Still, when you know you’re going to need them, they’re a good – mostly reliable – and cheap alternative to black cabs. I mostly use Minicabs when I go to/from the airport – I don’t trust Uber enough for pre-booked airport rides, and black cabs to the airport cost an arm and a leg – so Minicabs are an excellent in-between.
The drivers are licensed and regulated by TfL, so one might say they’re more reliable – though I’ve had both good and bad experiences with Minicab drivers (mostly good though.)
Personally, I usually use Kabbee – it’s a price comparison app/website, that lets you enter your destination, and then compare quotes from a variety of Minicab companies.
Uber is a US-based “Peer to Peer Ride Sharing” company. In essence, it means “regular” people pick you up in their car, and drive you to where you need, using Uber’s app.
Following a big kerfuffle with TfL (Transport for London) last year, in which Uber’s licence wasn’t renewed, Uber took some steps to improve their service in London, and they now have a 15-months, on-probation licence.

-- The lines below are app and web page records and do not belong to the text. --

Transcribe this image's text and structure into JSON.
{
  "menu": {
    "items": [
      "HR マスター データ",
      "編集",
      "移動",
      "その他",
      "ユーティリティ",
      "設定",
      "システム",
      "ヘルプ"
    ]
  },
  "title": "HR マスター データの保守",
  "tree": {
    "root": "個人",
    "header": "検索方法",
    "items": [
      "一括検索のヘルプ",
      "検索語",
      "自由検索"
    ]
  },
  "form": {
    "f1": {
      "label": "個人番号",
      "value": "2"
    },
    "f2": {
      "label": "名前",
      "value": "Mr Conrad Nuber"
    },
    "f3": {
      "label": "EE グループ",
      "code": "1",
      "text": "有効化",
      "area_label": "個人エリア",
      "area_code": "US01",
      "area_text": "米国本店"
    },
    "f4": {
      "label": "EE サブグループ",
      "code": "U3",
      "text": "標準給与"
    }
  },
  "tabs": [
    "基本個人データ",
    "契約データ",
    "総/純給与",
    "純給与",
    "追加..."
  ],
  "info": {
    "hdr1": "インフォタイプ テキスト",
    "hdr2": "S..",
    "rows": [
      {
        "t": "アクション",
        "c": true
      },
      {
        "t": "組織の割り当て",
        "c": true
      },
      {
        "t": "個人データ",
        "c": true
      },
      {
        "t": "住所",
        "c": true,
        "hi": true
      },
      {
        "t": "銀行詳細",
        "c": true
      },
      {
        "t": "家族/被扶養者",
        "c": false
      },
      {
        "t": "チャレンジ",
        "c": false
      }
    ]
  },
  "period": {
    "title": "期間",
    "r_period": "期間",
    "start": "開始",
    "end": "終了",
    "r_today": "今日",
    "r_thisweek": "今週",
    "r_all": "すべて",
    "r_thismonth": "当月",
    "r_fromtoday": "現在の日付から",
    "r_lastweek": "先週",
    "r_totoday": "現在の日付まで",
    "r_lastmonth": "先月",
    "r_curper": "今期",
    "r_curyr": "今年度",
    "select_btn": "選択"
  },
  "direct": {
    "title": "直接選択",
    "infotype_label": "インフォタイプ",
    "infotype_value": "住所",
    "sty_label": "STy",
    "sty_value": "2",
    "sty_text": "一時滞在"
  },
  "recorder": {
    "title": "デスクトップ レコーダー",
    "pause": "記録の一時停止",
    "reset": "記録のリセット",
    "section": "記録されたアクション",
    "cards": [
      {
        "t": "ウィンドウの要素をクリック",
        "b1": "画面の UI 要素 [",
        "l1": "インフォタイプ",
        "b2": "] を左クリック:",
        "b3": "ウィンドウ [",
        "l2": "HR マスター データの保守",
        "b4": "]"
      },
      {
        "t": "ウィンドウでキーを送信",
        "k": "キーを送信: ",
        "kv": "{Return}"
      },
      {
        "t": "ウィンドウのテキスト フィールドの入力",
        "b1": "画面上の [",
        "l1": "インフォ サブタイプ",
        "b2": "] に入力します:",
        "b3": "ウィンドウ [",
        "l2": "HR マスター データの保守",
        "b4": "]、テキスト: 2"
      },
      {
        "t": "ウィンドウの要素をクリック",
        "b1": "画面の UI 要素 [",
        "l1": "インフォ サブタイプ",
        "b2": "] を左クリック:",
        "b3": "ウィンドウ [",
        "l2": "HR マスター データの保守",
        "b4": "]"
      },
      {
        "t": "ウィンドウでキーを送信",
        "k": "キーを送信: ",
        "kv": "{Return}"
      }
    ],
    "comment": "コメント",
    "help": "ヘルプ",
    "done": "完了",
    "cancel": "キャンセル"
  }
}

Uber rides are extremely cheap in most cases, though not necessarily cheaper than minicabs in some areas. While drivers do need to be licensed by TfL, the demands from them aren’t very strict – which also means there are a lot of them – which translates into excellent availability.
My Take On Uber
In most cases when I need a private car – I use Uber. They’re extremely cheap, they’re readily available – yes, even south of the river – and the cars and drivers are decent… in most cases.
Uber offers several ride types – UberX is the popular one, with cheap cars. UberPool lets you share rides with strangers going to a similar destination. And UberExec gives you a “Premium” ride in a high-end car – for a cost.
There’s also UberXL if you need a bigger car, UberLux for “Luxury and Style”, and UberASSIST for wheelchair users, the elderly, and others who might require special assistance.
The app lets you rate drivers you ride with – and see the rating others have given them. Drivers that consistently get low ratings have their employment terminated.
While indeed cheap in most cases, lookout for Surge Pricing – during peak times, Uber automatically raise their ride prices in certain areas (according to demand in that area) – they do tell you in advance, but it’s annoying to find out you’re going to pay 1.5x or even double the price when you’re already standing outside, looking for a car.
As for reliability, I don’t use them to pre-book in advance when the timing is super-important (going to the airport, for example) – as I’ve had cases of drivers cancelling at the last moment.
But in most other cases, the high availability compensates for that – even if a driver cancels (when he hears I have a cat, for example) – you can usually find a new driver in a couple of minutes.
All in all, I’m a big fan of Uber. Yes, not all the drivers are as polite and not all the cars are as good – but generally speaking, I’ve had a good experience with them.
And if you haven’t used Uber before – you can get £3 Off your first ride via this link, or by using the code UBERNEWDISCOUNT in the app (And I get a bonus from them as well, when you do).